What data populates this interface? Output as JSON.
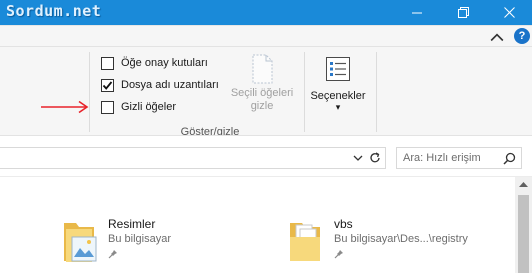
{
  "window": {
    "watermark": "Sordum.net",
    "controls": [
      "minimize-icon",
      "maximize-icon",
      "close-icon"
    ]
  },
  "ribbon": {
    "help_label": "?",
    "checkboxes": [
      {
        "label": "Öğe onay kutuları",
        "checked": false
      },
      {
        "label": "Dosya adı uzantıları",
        "checked": true
      },
      {
        "label": "Gizli öğeler",
        "checked": false
      }
    ],
    "hide_selected": {
      "line1": "Seçili öğeleri",
      "line2": "gizle",
      "enabled": false
    },
    "group_label": "Göster/gizle",
    "options": {
      "label": "Seçenekler",
      "arrow": "▾"
    },
    "annotation_arrow_color": "#e8222a"
  },
  "address_bar": {
    "value": "",
    "search_placeholder": "Ara: Hızlı erişim"
  },
  "content": {
    "items": [
      {
        "name": "Resimler",
        "location": "Bu bilgisayar",
        "pinned": true
      },
      {
        "name": "vbs",
        "location": "Bu bilgisayar\\Des...\\registry",
        "pinned": true
      }
    ]
  },
  "colors": {
    "title_bar": "#1a8ad9",
    "ribbon_bg": "#f6f6f6",
    "folder": "#f2c55c",
    "accent": "#1a73c9"
  }
}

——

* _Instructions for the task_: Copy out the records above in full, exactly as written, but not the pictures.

* _Task solution_:
What data populates this interface? Output as JSON.
{
  "window": {
    "watermark": "Sordum.net",
    "controls": [
      "minimize-icon",
      "maximize-icon",
      "close-icon"
    ]
  },
  "ribbon": {
    "help_label": "?",
    "checkboxes": [
      {
        "label": "Öğe onay kutuları",
        "checked": false
      },
      {
        "label": "Dosya adı uzantıları",
        "checked": true
      },
      {
        "label": "Gizli öğeler",
        "checked": false
      }
    ],
    "hide_selected": {
      "line1": "Seçili öğeleri",
      "line2": "gizle",
      "enabled": false
    },
    "group_label": "Göster/gizle",
    "options": {
      "label": "Seçenekler",
      "arrow": "▾"
    },
    "annotation_arrow_color": "#e8222a"
  },
  "address_bar": {
    "value": "",
    "search_placeholder": "Ara: Hızlı erişim"
  },
  "content": {
    "items": [
      {
        "name": "Resimler",
        "location": "Bu bilgisayar",
        "pinned": true
      },
      {
        "name": "vbs",
        "location": "Bu bilgisayar\\Des...\\registry",
        "pinned": true
      }
    ]
  },
  "colors": {
    "title_bar": "#1a8ad9",
    "ribbon_bg": "#f6f6f6",
    "folder": "#f2c55c",
    "accent": "#1a73c9"
  }
}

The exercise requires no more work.